The input
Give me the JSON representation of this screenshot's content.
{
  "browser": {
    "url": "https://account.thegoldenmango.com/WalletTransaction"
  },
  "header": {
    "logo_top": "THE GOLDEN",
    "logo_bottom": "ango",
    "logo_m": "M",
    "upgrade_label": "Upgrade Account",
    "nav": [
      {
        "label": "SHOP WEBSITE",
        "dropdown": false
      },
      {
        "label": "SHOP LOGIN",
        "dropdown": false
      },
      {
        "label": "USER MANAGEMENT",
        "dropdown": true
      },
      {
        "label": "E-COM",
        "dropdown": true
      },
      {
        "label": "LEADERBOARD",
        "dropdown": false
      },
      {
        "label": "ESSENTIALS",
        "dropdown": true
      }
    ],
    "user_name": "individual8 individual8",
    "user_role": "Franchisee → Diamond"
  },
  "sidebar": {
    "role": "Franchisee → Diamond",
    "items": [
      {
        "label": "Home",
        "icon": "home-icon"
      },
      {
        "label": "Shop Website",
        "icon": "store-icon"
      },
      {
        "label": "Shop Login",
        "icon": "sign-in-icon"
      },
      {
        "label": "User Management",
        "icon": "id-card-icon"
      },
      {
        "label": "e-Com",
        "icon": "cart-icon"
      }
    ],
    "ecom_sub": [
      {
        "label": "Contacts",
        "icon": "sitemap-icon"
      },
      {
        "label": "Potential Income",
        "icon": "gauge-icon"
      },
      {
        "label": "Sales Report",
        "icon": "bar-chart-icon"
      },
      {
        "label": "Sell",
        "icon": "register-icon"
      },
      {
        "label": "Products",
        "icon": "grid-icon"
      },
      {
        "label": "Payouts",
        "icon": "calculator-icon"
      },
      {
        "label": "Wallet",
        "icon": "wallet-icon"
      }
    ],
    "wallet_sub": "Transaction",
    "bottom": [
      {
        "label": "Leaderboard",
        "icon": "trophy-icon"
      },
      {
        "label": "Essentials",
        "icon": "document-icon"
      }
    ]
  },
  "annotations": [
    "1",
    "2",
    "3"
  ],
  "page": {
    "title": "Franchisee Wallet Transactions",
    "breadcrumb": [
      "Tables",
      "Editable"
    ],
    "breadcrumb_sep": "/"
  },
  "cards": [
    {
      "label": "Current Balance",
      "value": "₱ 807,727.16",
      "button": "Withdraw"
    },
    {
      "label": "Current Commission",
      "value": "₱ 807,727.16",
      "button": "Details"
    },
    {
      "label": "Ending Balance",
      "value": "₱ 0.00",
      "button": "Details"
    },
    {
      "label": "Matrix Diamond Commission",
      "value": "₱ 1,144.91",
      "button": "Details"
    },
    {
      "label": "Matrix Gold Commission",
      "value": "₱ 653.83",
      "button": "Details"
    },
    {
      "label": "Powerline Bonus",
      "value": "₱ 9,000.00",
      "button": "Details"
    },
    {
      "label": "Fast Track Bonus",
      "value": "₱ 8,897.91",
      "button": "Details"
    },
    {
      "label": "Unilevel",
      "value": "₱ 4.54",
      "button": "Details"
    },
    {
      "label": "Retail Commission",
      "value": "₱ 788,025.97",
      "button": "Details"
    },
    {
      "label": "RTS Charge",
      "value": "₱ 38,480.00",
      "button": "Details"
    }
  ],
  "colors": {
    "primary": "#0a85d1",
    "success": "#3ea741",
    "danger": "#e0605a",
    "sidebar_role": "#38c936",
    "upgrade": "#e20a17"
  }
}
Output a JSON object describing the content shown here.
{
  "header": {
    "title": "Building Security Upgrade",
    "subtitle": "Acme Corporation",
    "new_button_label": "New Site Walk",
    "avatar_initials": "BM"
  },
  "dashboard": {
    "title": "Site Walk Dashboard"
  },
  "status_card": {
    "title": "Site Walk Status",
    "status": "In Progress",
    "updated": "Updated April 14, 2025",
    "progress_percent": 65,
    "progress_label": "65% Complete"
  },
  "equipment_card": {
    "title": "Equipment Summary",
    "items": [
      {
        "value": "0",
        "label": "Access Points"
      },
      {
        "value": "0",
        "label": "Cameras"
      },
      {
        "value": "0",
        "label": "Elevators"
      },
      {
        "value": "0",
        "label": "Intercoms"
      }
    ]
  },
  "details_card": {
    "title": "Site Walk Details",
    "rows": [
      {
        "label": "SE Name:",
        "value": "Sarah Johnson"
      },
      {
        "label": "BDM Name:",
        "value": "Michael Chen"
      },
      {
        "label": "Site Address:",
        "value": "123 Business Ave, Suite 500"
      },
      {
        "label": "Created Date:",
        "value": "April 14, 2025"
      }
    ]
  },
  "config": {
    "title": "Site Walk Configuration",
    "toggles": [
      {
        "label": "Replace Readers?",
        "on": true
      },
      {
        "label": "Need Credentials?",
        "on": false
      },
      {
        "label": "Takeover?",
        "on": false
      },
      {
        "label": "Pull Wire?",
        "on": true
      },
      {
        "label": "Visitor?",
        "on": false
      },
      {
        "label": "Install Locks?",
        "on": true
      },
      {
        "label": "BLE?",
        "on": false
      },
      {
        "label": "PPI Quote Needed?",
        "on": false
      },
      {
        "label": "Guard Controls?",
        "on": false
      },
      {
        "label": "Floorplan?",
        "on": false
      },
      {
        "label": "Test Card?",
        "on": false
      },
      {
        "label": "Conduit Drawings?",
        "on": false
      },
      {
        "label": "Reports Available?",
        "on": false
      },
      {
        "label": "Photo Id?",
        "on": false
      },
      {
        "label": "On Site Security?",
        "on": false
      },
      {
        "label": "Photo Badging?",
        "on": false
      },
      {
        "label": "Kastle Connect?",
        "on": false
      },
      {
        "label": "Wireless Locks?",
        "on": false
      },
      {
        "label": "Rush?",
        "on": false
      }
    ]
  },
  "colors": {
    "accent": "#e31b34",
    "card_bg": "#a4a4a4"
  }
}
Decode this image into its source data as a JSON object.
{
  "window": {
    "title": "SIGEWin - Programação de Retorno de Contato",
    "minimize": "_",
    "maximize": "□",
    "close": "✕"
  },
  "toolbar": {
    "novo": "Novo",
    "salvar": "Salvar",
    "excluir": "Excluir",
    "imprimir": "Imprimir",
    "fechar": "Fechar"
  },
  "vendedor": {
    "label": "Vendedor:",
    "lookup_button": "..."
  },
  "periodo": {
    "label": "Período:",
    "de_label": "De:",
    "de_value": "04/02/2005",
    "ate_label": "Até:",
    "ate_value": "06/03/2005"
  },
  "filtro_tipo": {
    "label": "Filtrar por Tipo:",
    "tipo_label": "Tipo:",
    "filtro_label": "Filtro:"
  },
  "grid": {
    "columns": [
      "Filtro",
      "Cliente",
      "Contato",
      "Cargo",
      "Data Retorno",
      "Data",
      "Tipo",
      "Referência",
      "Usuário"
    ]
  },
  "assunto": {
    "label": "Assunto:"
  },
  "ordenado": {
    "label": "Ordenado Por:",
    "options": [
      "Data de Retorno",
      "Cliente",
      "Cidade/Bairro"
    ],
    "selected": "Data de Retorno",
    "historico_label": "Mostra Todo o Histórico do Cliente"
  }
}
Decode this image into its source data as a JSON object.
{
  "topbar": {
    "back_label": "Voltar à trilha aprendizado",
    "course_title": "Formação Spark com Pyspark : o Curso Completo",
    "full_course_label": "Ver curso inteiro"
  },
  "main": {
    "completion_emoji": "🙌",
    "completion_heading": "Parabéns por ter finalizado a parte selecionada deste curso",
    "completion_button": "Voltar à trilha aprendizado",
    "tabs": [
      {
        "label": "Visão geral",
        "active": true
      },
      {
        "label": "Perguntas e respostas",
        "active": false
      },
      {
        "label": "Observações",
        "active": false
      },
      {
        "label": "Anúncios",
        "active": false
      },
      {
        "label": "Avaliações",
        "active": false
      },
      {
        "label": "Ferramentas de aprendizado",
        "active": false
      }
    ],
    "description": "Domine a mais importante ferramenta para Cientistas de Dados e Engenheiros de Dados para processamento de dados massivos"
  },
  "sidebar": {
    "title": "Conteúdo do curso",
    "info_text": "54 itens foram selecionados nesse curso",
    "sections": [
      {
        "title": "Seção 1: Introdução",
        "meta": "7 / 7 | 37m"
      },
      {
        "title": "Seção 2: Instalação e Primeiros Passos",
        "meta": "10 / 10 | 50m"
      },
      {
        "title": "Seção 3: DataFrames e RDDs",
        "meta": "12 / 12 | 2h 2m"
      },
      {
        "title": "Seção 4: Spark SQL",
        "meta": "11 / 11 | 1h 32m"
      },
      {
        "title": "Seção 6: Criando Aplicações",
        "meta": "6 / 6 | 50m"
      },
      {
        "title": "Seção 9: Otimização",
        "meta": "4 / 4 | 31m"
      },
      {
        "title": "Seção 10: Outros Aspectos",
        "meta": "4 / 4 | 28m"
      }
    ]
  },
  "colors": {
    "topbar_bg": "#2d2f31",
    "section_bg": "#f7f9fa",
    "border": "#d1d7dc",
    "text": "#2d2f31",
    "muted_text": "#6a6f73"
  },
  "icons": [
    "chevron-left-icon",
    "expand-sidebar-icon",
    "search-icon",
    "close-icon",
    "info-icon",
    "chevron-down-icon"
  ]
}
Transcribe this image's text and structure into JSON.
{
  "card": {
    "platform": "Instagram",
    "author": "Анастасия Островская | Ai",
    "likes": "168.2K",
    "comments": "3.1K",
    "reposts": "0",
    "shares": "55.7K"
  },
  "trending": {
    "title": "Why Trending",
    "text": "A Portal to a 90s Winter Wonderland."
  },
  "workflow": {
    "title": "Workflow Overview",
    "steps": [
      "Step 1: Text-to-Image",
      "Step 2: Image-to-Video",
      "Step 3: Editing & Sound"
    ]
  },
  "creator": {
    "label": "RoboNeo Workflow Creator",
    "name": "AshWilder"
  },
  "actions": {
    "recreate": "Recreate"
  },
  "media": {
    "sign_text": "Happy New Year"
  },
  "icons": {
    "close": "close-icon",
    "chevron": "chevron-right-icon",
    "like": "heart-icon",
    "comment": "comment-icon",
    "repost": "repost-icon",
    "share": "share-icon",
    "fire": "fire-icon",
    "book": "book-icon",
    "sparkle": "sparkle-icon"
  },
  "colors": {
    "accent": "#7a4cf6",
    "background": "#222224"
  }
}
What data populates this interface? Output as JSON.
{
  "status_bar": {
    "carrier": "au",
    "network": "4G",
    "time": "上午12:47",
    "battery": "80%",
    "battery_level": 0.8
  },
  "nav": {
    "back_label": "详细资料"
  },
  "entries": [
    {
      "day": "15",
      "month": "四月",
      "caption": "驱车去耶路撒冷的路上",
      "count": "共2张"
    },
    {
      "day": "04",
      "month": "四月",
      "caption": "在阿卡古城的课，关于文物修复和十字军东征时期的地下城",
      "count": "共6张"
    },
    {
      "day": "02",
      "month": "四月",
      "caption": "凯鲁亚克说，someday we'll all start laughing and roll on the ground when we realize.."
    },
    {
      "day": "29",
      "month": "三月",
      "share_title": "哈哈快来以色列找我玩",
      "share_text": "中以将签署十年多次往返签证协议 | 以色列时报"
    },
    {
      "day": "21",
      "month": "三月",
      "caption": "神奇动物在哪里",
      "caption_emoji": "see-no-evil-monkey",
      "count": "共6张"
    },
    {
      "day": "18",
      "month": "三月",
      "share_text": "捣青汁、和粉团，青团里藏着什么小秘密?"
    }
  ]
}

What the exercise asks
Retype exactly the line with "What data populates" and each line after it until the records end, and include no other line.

Solved problem
What data populates this interface? Output as JSON.
{
  "status_bar": {
    "carrier": "au",
    "network": "4G",
    "time": "上午12:47",
    "battery": "80%",
    "battery_level": 0.8
  },
  "nav": {
    "back_label": "详细资料"
  },
  "entries": [
    {
      "day": "15",
      "month": "四月",
      "caption": "驱车去耶路撒冷的路上",
      "count": "共2张"
    },
    {
      "day": "04",
      "month": "四月",
      "caption": "在阿卡古城的课，关于文物修复和十字军东征时期的地下城",
      "count": "共6张"
    },
    {
      "day": "02",
      "month": "四月",
      "caption": "凯鲁亚克说，someday we'll all start laughing and roll on the ground when we realize.."
    },
    {
      "day": "29",
      "month": "三月",
      "share_title": "哈哈快来以色列找我玩",
      "share_text": "中以将签署十年多次往返签证协议 | 以色列时报"
    },
    {
      "day": "21",
      "month": "三月",
      "caption": "神奇动物在哪里",
      "caption_emoji": "see-no-evil-monkey",
      "count": "共6张"
    },
    {
      "day": "18",
      "month": "三月",
      "share_text": "捣青汁、和粉团，青团里藏着什么小秘密?"
    }
  ]
}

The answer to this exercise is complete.